Originally called the Purdah or PR tank it was renamed Tetrarch in 1943.
The hull did not extend over the tracks. Smoke discharges on each side of the turret. Some vehicles had a spare gas tank on top of the rear deck.
There was a square box that covered the driver's head and shoulders. This could be swung open to allow the driver better visibility. No cupola for the commander and he also was the loader for the main gun.
The turret was in the center and could hold the commander and the loader.
The tracks were meant to be removed so that the tank could travel faster on roads. It used skid steering (developed by Leslie Little) which involved pivoting the wheels to make the tracks flex. The center wheels would move in or out to bow the track. It was controlled by the steering wheel. However, if the driver needed a very sharp turn then he needed to also use 2 levers and apply the brakes.
The coaxial MG was fitted to the same mounting as the main armament and rotated and elevated with it.

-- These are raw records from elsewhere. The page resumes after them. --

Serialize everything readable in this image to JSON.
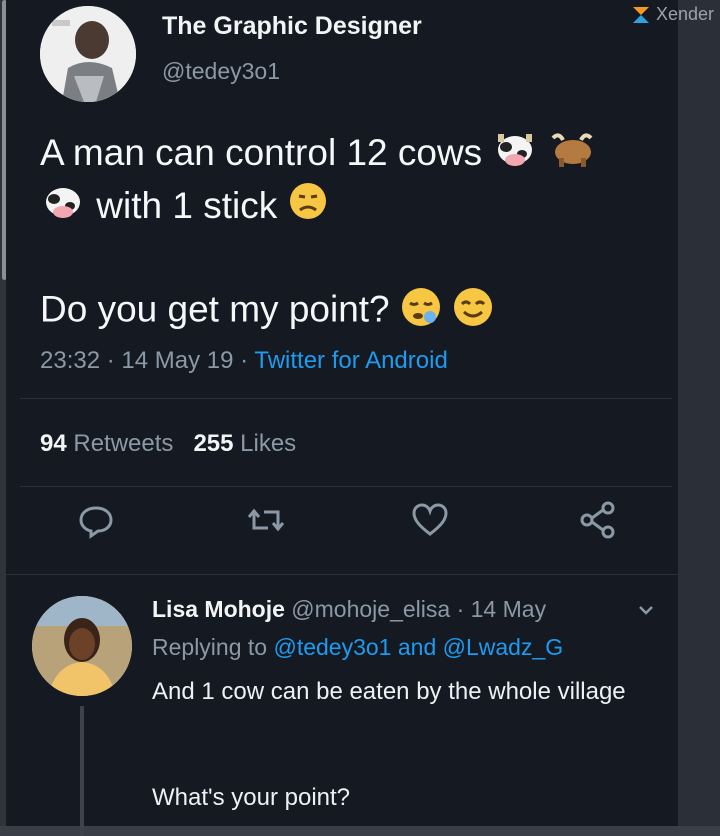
{
  "watermark": {
    "label": "Xender",
    "icon": "xender-logo-icon"
  },
  "tweet": {
    "display_name": "The Graphic Designer",
    "handle": "@tedey3o1",
    "text_line1": "A man can control 12 cows",
    "text_line2": "with 1 stick",
    "text_para2": "Do you get my point?",
    "time": "23:32",
    "sep1": " · ",
    "date": "14 May 19",
    "sep2": " · ",
    "source": "Twitter for Android",
    "retweets_count": "94",
    "retweets_label": "Retweets",
    "likes_count": "255",
    "likes_label": "Likes",
    "emojis": [
      "cow-face-emoji",
      "ox-emoji",
      "cow-face-emoji",
      "disappointed-face-emoji",
      "sleepy-face-emoji",
      "relieved-face-emoji"
    ]
  },
  "actions": [
    "reply-icon",
    "retweet-icon",
    "like-icon",
    "share-icon"
  ],
  "reply": {
    "display_name": "Lisa Mohoje",
    "handle": "@mohoje_elisa",
    "sep": " · ",
    "date": "14 May",
    "replying_to_label": "Replying to",
    "mention1": "@tedey3o1",
    "and_label": "and",
    "mention2": "@Lwadz_G",
    "text": "And 1 cow can be eaten by the whole village",
    "text2": "What's your point?"
  },
  "colors": {
    "background": "#151a22",
    "link": "#1d9bf0",
    "muted": "#8b98a5",
    "text": "#f5f7f9"
  }
}
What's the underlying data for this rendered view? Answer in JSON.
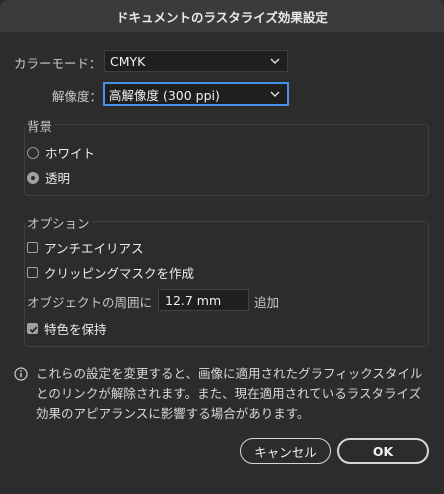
{
  "dialog": {
    "title": "ドキュメントのラスタライズ効果設定"
  },
  "color_mode": {
    "label": "カラーモード：",
    "value": "CMYK"
  },
  "resolution": {
    "label": "解像度：",
    "value": "高解像度 (300 ppi)"
  },
  "background": {
    "legend": "背景",
    "options": [
      {
        "label": "ホワイト",
        "selected": false
      },
      {
        "label": "透明",
        "selected": true
      }
    ]
  },
  "options": {
    "legend": "オプション",
    "antialias": {
      "label": "アンチエイリアス",
      "checked": false
    },
    "clipping_mask": {
      "label": "クリッピングマスクを作成",
      "checked": false
    },
    "surround": {
      "label": "オブジェクトの周囲に",
      "value": "12.7 mm",
      "suffix": "追加"
    },
    "preserve_spot": {
      "label": "特色を保持",
      "checked": true
    }
  },
  "info": {
    "text": "これらの設定を変更すると、画像に適用されたグラフィックスタイルとのリンクが解除されます。また、現在適用されているラスタライズ効果のアピアランスに影響する場合があります。"
  },
  "buttons": {
    "cancel": "キャンセル",
    "ok": "OK"
  }
}
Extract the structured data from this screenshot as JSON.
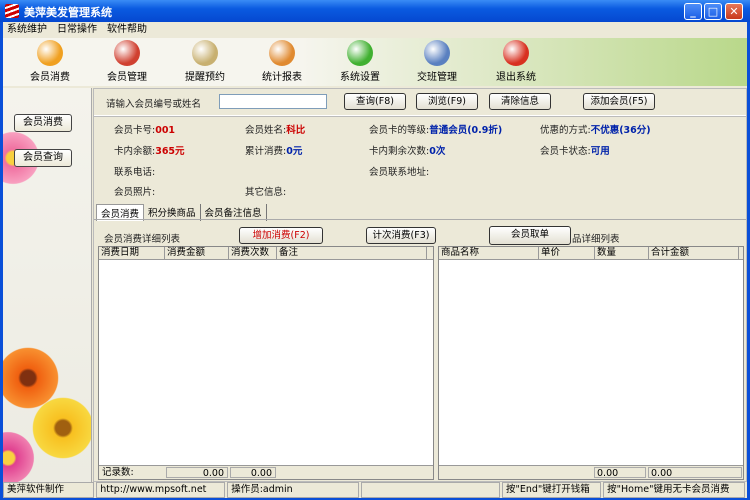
{
  "window": {
    "title": "美萍美发管理系统"
  },
  "menu": [
    "系统维护",
    "日常操作",
    "软件帮助"
  ],
  "toolbar": [
    {
      "label": "会员消费",
      "icon": "forward-icon",
      "color": "#f0a020"
    },
    {
      "label": "会员管理",
      "icon": "member-warning-icon",
      "color": "#d04030"
    },
    {
      "label": "提醒预约",
      "icon": "calendar-icon",
      "color": "#c8b070"
    },
    {
      "label": "统计报表",
      "icon": "report-icon",
      "color": "#e08a30"
    },
    {
      "label": "系统设置",
      "icon": "blocks-icon",
      "color": "#40b030"
    },
    {
      "label": "交班管理",
      "icon": "exchange-icon",
      "color": "#5a80c0"
    },
    {
      "label": "退出系统",
      "icon": "exit-icon",
      "color": "#d83020"
    }
  ],
  "sidebar": {
    "btn1": "会员消费",
    "btn2": "会员查询"
  },
  "search": {
    "label": "请输入会员编号或姓名",
    "value": "",
    "query": "查询(F8)",
    "browse": "浏览(F9)",
    "clear": "清除信息",
    "add": "添加会员(F5)"
  },
  "info": {
    "card_no_l": "会员卡号:",
    "card_no": "001",
    "name_l": "会员姓名:",
    "name": "科比",
    "level_l": "会员卡的等级:",
    "level": "普通会员(0.9折)",
    "discount_l": "优惠的方式:",
    "discount": "不优惠(36分)",
    "balance_l": "卡内余额:",
    "balance": "365元",
    "total_l": "累计消费:",
    "total": "0元",
    "remain_l": "卡内剩余次数:",
    "remain": "0次",
    "status_l": "会员卡状态:",
    "status": "可用",
    "phone_l": "联系电话:",
    "addr_l": "会员联系地址:",
    "photo_l": "会员照片:",
    "other_l": "其它信息:"
  },
  "tabs": [
    "会员消费",
    "积分换商品",
    "会员备注信息"
  ],
  "sub": {
    "list_title": "会员消费详细列表",
    "add": "增加消费(F2)",
    "count": "计次消费(F3)",
    "order": "会员取单",
    "right_title": "品详细列表"
  },
  "left_grid": {
    "cols": [
      "消费日期",
      "消费金额",
      "消费次数",
      "备注"
    ],
    "footer": [
      "记录数:",
      "0.00",
      "0.00"
    ]
  },
  "right_grid": {
    "cols": [
      "商品名称",
      "单价",
      "数量",
      "合计金额"
    ],
    "footer": [
      "0.00",
      "0.00"
    ]
  },
  "status": [
    "美萍软件制作",
    "http://www.mpsoft.net",
    "操作员:admin",
    "",
    "按\"End\"键打开钱箱",
    "按\"Home\"键用无卡会员消费"
  ]
}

Some vehicles were fitted with the Littlejohn adaptor to increase the muzzle velocity of the 2 pdr.